Building Stonehenge was a way to unify the people of Stone Age Britain, researchers have concluded.
Teams working on the Stonehenge Riverside Project believe the circle was built after a long period of conflict between east and west Britain.
Researchers also believe the stones, from southern England and west Wales, symbolize different communities.
Prof Mike Parker Pearson said building Stonehenge required everyone "to pull together" in "an act of unification".
The Stonehenge Riverside Project (SRP) has been investigating the archaeology of Stonehenge and its landscape for the past 10 years.
In 2008, SRP researchers found that Stonehenge had been erected almost 500 years earlier than had originally been thought.
Now teams from the universities of Sheffield, Manchester, Southampton, Bournemouth and University College London, have concluded that when the stone circle was built "there was a growing island-wide culture".
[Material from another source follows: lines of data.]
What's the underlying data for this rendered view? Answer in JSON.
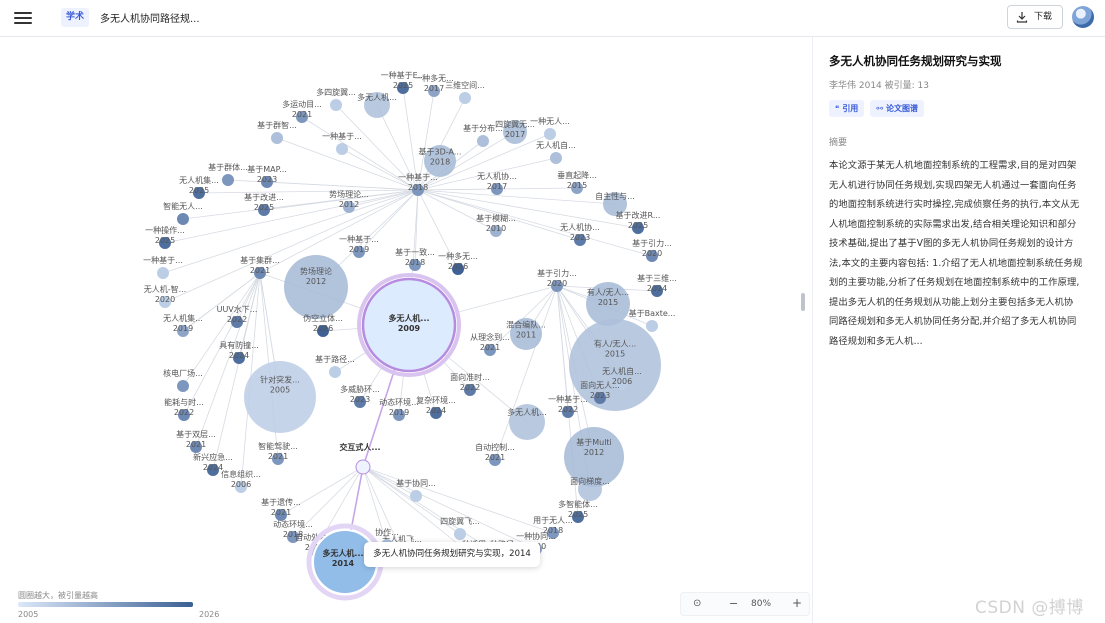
{
  "header": {
    "logo_text": "学术",
    "doc_title": "多无人机协同路径规...",
    "download_label": "下载"
  },
  "side": {
    "title": "多无人机协同任务规划研究与实现",
    "meta": "李华伟 2014 被引量: 13",
    "cite_label": "引用",
    "graph_label": "论文图谱",
    "abstract_label": "摘要",
    "abstract_lines": [
      "本论文源于某无人机地面控制系统的工程需求,目的是对四架",
      "无人机进行协同任务规划,实现四架无人机通过一套面向任务",
      "的地面控制系统进行实时操控,完成侦察任务的执行,本文从无",
      "人机地面控制系统的实际需求出发,结合相关理论知识和部分",
      "技术基础,提出了基于V图的多无人机协同任务规划的设计方",
      "法,本文的主要内容包括: 1.介绍了无人机地面控制系统任务规",
      "划的主要功能,分析了任务规划在地面控制系统中的工作原理,",
      "提出多无人机的任务规划从功能上划分主要包括多无人机协",
      "同路径规划和多无人机协同任务分配,并介绍了多无人机协同",
      "路径规划和多无人机..."
    ]
  },
  "legend": {
    "caption": "圆圈越大，被引量越高",
    "year_start": "2005",
    "year_end": "2026"
  },
  "zoom": {
    "fit_icon": "target-icon",
    "minus": "−",
    "value": "80%",
    "plus": "+"
  },
  "tooltip": "多无人机协同任务规划研究与实现，2014",
  "watermark": "CSDN @搏博",
  "colors": {
    "node_light": "#dce8fa",
    "node_dark": "#4a6fa0",
    "highlight": "#b68be0",
    "accent": "#3a5bd9"
  },
  "graph": {
    "center": {
      "id": "c1",
      "title": "多无人机...",
      "year": "2009"
    },
    "hub": {
      "id": "c2",
      "title": "交互式人..."
    },
    "selected": {
      "id": "c3",
      "title": "多无人机...",
      "year": "2014"
    },
    "nodes": [
      {
        "id": "n1",
        "t": "一种基于E...",
        "y": "2025",
        "lvl": 0.9
      },
      {
        "id": "n2",
        "t": "一种多无...",
        "y": "2017",
        "lvl": 0.5
      },
      {
        "id": "n3",
        "t": "三维空间...",
        "y": "",
        "lvl": 0.2
      },
      {
        "id": "n4",
        "t": "多四旋翼...",
        "y": "",
        "lvl": 0.2
      },
      {
        "id": "n5",
        "t": "多无人机...",
        "y": "",
        "lvl": 0.3
      },
      {
        "id": "n6",
        "t": "多运动目...",
        "y": "2021",
        "lvl": 0.6
      },
      {
        "id": "n7",
        "t": "基于群智...",
        "y": "",
        "lvl": 0.3
      },
      {
        "id": "n8",
        "t": "一种基于...",
        "y": "",
        "lvl": 0.2
      },
      {
        "id": "n9",
        "t": "基于3D-A...",
        "y": "2018",
        "lvl": 0.6
      },
      {
        "id": "n10",
        "t": "基于分布...",
        "y": "",
        "lvl": 0.3
      },
      {
        "id": "n11",
        "t": "四旋翼无...",
        "y": "2017",
        "lvl": 0.6
      },
      {
        "id": "n12",
        "t": "一种无人...",
        "y": "",
        "lvl": 0.2
      },
      {
        "id": "n13",
        "t": "无人机自...",
        "y": "",
        "lvl": 0.3
      },
      {
        "id": "n14",
        "t": "基于群体...",
        "y": "",
        "lvl": 0.6
      },
      {
        "id": "n15",
        "t": "无人机集...",
        "y": "2025",
        "lvl": 0.9
      },
      {
        "id": "n16",
        "t": "基于MAP...",
        "y": "2023",
        "lvl": 0.7
      },
      {
        "id": "n17",
        "t": "一种基于...",
        "y": "2018",
        "lvl": 0.6
      },
      {
        "id": "n18",
        "t": "无人机协...",
        "y": "2017",
        "lvl": 0.6
      },
      {
        "id": "n19",
        "t": "垂直起降...",
        "y": "2015",
        "lvl": 0.5
      },
      {
        "id": "n20",
        "t": "智能无人...",
        "y": "",
        "lvl": 0.7
      },
      {
        "id": "n21",
        "t": "势场理论...",
        "y": "2012",
        "lvl": 0.4
      },
      {
        "id": "n22",
        "t": "基于改进...",
        "y": "2025",
        "lvl": 0.8
      },
      {
        "id": "n23",
        "t": "自主性与...",
        "y": "",
        "lvl": 0.4
      },
      {
        "id": "n24",
        "t": "一种操作...",
        "y": "2025",
        "lvl": 0.9
      },
      {
        "id": "n25",
        "t": "基于模糊...",
        "y": "2010",
        "lvl": 0.4
      },
      {
        "id": "n26",
        "t": "基于改进R...",
        "y": "2025",
        "lvl": 0.9
      },
      {
        "id": "n27",
        "t": "一种基于...",
        "y": "",
        "lvl": 0.2
      },
      {
        "id": "n28",
        "t": "一种基于...",
        "y": "2019",
        "lvl": 0.6
      },
      {
        "id": "n29",
        "t": "无人机协...",
        "y": "2023",
        "lvl": 0.8
      },
      {
        "id": "n30",
        "t": "基于集群...",
        "y": "2021",
        "lvl": 0.7
      },
      {
        "id": "n31",
        "t": "基于一致...",
        "y": "2018",
        "lvl": 0.6
      },
      {
        "id": "n32",
        "t": "一种多无...",
        "y": "2026",
        "lvl": 1.0
      },
      {
        "id": "n33",
        "t": "基于引力...",
        "y": "2020",
        "lvl": 0.7
      },
      {
        "id": "n34",
        "t": "无人机-智...",
        "y": "2020",
        "lvl": 0.2
      },
      {
        "id": "n35",
        "t": "势场理论",
        "y": "2012",
        "lvl": 0.4
      },
      {
        "id": "n36",
        "t": "基于引力...",
        "y": "2020",
        "lvl": 0.6
      },
      {
        "id": "n37",
        "t": "基于三维...",
        "y": "2024",
        "lvl": 0.9
      },
      {
        "id": "n38",
        "t": "无人机集...",
        "y": "2019",
        "lvl": 0.5
      },
      {
        "id": "n39",
        "t": "UUV水下...",
        "y": "2022",
        "lvl": 0.8
      },
      {
        "id": "n40",
        "t": "有人/无人...",
        "y": "2015",
        "lvl": 0.5
      },
      {
        "id": "n41",
        "t": "基于Baxte...",
        "y": "",
        "lvl": 0.2
      },
      {
        "id": "n42",
        "t": "伪空立体...",
        "y": "2026",
        "lvl": 1.0
      },
      {
        "id": "n43",
        "t": "混合编队...",
        "y": "2011",
        "lvl": 0.4
      },
      {
        "id": "n44",
        "t": "具有防撞...",
        "y": "2024",
        "lvl": 0.9
      },
      {
        "id": "n45",
        "t": "从理念到...",
        "y": "2021",
        "lvl": 0.6
      },
      {
        "id": "n46",
        "t": "有人/无人...",
        "y": "2015",
        "lvl": 0.3
      },
      {
        "id": "n47",
        "t": "基于路径...",
        "y": "",
        "lvl": 0.2
      },
      {
        "id": "n48",
        "t": "无人机自...",
        "y": "2006",
        "lvl": 0.2
      },
      {
        "id": "n49",
        "t": "核电厂场...",
        "y": "",
        "lvl": 0.6
      },
      {
        "id": "n50",
        "t": "针对突发...",
        "y": "2005",
        "lvl": 0.2
      },
      {
        "id": "n51",
        "t": "面向准时...",
        "y": "2022",
        "lvl": 0.8
      },
      {
        "id": "n52",
        "t": "面向无人...",
        "y": "2023",
        "lvl": 0.8
      },
      {
        "id": "n53",
        "t": "多威胁环...",
        "y": "2023",
        "lvl": 0.8
      },
      {
        "id": "n54",
        "t": "一种基于...",
        "y": "2022",
        "lvl": 0.8
      },
      {
        "id": "n55",
        "t": "能耗与时...",
        "y": "2022",
        "lvl": 0.7
      },
      {
        "id": "n56",
        "t": "动态环境...",
        "y": "2019",
        "lvl": 0.6
      },
      {
        "id": "n57",
        "t": "复杂环境...",
        "y": "2024",
        "lvl": 0.9
      },
      {
        "id": "n58",
        "t": "多无人机...",
        "y": "",
        "lvl": 0.3
      },
      {
        "id": "n59",
        "t": "基于双层...",
        "y": "2021",
        "lvl": 0.7
      },
      {
        "id": "n60",
        "t": "智能驾驶...",
        "y": "2021",
        "lvl": 0.6
      },
      {
        "id": "n61",
        "t": "基于Multi",
        "y": "2012",
        "lvl": 0.5
      },
      {
        "id": "n62",
        "t": "自动控制...",
        "y": "2021",
        "lvl": 0.6
      },
      {
        "id": "n63",
        "t": "新兴应急...",
        "y": "2024",
        "lvl": 0.9
      },
      {
        "id": "n64",
        "t": "面向梯度...",
        "y": "",
        "lvl": 0.3
      },
      {
        "id": "n65",
        "t": "信息组织...",
        "y": "2006",
        "lvl": 0.2
      },
      {
        "id": "n66",
        "t": "基于协同...",
        "y": "",
        "lvl": 0.2
      },
      {
        "id": "n67",
        "t": "基于遗传...",
        "y": "2021",
        "lvl": 0.7
      },
      {
        "id": "n68",
        "t": "多智能体...",
        "y": "2025",
        "lvl": 0.9
      },
      {
        "id": "n69",
        "t": "动态环境...",
        "y": "2018",
        "lvl": 0.6
      },
      {
        "id": "n70",
        "t": "用于无人...",
        "y": "2018",
        "lvl": 0.6
      },
      {
        "id": "n71",
        "t": "四旋翼飞...",
        "y": "",
        "lvl": 0.2
      },
      {
        "id": "n72",
        "t": "自动外骨...",
        "y": "2017",
        "lvl": 0.5
      },
      {
        "id": "n73",
        "t": "无人机飞...",
        "y": "2014",
        "lvl": 0.4
      },
      {
        "id": "n74",
        "t": "一种适用...",
        "y": "2014",
        "lvl": 0.4
      },
      {
        "id": "n75",
        "t": "一种路径...",
        "y": "2018",
        "lvl": 0.5
      },
      {
        "id": "n76",
        "t": "一种协同...",
        "y": "2020",
        "lvl": 0.5
      },
      {
        "id": "n77",
        "t": "协作...",
        "y": "",
        "lvl": 0.3
      }
    ]
  }
}
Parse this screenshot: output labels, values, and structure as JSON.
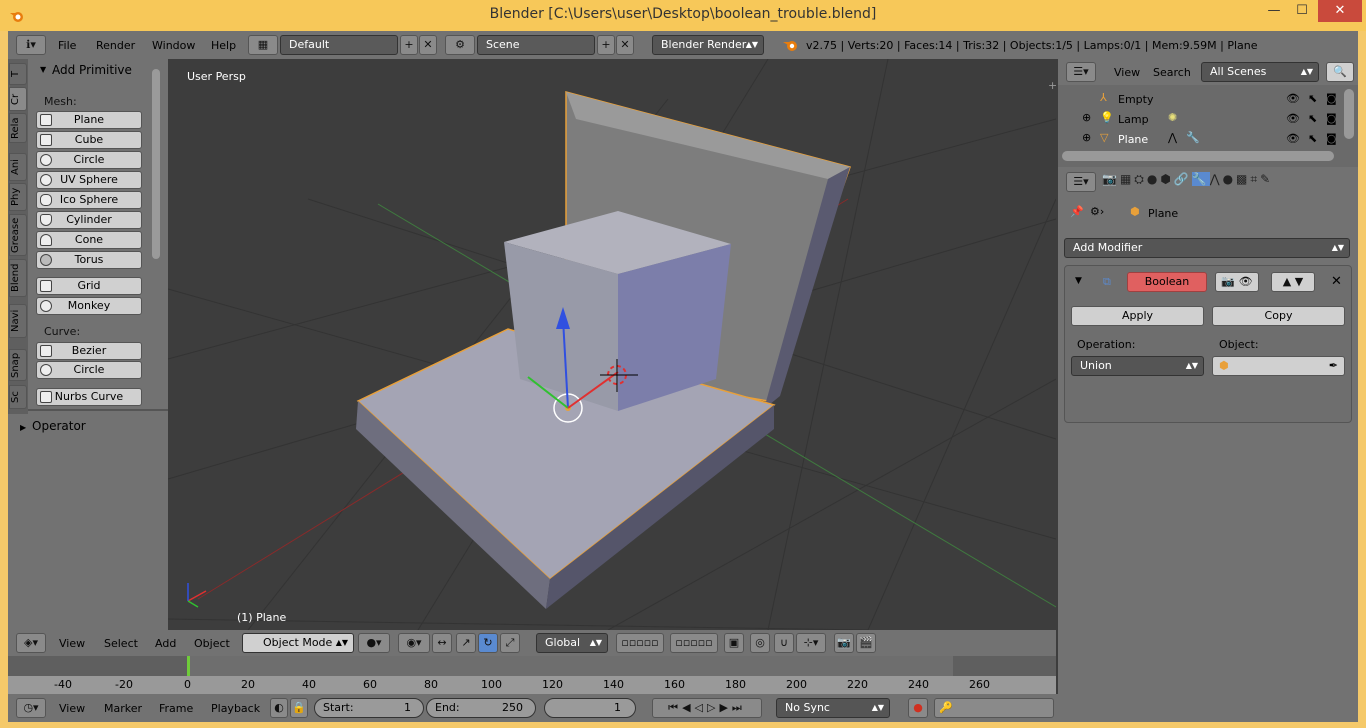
{
  "window": {
    "title": "Blender [C:\\Users\\user\\Desktop\\boolean_trouble.blend]",
    "minimize": "—",
    "maximize": "☐",
    "close": "✕"
  },
  "topbar": {
    "menus": [
      "File",
      "Render",
      "Window",
      "Help"
    ],
    "layout": "Default",
    "scene": "Scene",
    "engine": "Blender Render",
    "stats": "v2.75 | Verts:20 | Faces:14 | Tris:32 | Objects:1/5 | Lamps:0/1 | Mem:9.59M | Plane"
  },
  "tools": {
    "tabs": [
      "T",
      "Cr",
      "Rela",
      "Ani",
      "Phy",
      "Grease",
      "Blend",
      "Navi",
      "Snap",
      "Sc"
    ],
    "panel_title": "Add Primitive",
    "mesh_label": "Mesh:",
    "mesh": [
      "Plane",
      "Cube",
      "Circle",
      "UV Sphere",
      "Ico Sphere",
      "Cylinder",
      "Cone",
      "Torus"
    ],
    "extra": [
      "Grid",
      "Monkey"
    ],
    "curve_label": "Curve:",
    "curve": [
      "Bezier",
      "Circle",
      "Nurbs Curve"
    ],
    "operator": "Operator"
  },
  "viewport": {
    "label": "User Persp",
    "object_label": "(1) Plane"
  },
  "view_header": {
    "menus": [
      "View",
      "Select",
      "Add",
      "Object"
    ],
    "mode": "Object Mode",
    "orientation": "Global"
  },
  "outliner": {
    "menus": [
      "View",
      "Search"
    ],
    "scenes": "All Scenes",
    "items": [
      "Empty",
      "Lamp",
      "Plane"
    ]
  },
  "properties": {
    "breadcrumb": "Plane",
    "add_modifier": "Add Modifier",
    "modifier_name": "Boolean",
    "apply": "Apply",
    "copy": "Copy",
    "operation_label": "Operation:",
    "operation": "Union",
    "object_label": "Object:"
  },
  "timeline": {
    "ticks": [
      "-40",
      "-20",
      "0",
      "20",
      "40",
      "60",
      "80",
      "100",
      "120",
      "140",
      "160",
      "180",
      "200",
      "220",
      "240",
      "260"
    ],
    "current_frame": "1"
  },
  "timeline_header": {
    "menus": [
      "View",
      "Marker",
      "Frame",
      "Playback"
    ],
    "start_label": "Start:",
    "start": "1",
    "end_label": "End:",
    "end": "250",
    "frame": "1",
    "sync": "No Sync"
  }
}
"The same styles of houses, pottery and other material forms were used from Orkney to the south coast - this was very different to the regionalism of previous centuries," said Prof Parker Pearson, from University of Sheffield.
"Stonehenge itself was a massive undertaking, requiring the labour of thousands to move stones from as far away as west Wales, shaping them and erecting them.
"Just the work itself, requiring everyone literally to pull together, would have been an act of unification."
Stonehenge may also have been built in a place that already had special significance for prehistoric Britons.
'Centre of the world'
The SRP team found that its solstice-aligned avenue sits upon a series of natural landforms that, by chance, form an axis between the directions of midsummer sunrise and midwinter sunset.
"When we stumbled across this extraordinary natural arrangement of the sun's path being marked in the land, we realised that prehistoric people selected this place to build Stonehenge because of its pre-ordained significance," said Mr Parker Pearson.
"This might explain why there are eight monuments in the Stonehenge area with solstitial alignments, a number unmatched anywhere else.
"Perhaps they saw this place as the centre of the world".
Previous theories suggesting the great stone circle was inspired by ancient Egyptians or extra-terrestrials have been firmly rejected by researchers.
"All the architectural influences for Stonehenge can be found in previous monuments and buildings within Britain, with origins in Wales and Scotland," said Mr Parker Pearson.
"In fact, Britain's Neolithic people were isolated from the rest of Europe for centuries.
"Britain may have become unified but there was no interest in interacting with people across the Channel.
"Stonehenge appears to have been the last gasp of this Stone Age culture, which was isolated from Europe and from the new technologies of metal tools and the wheel."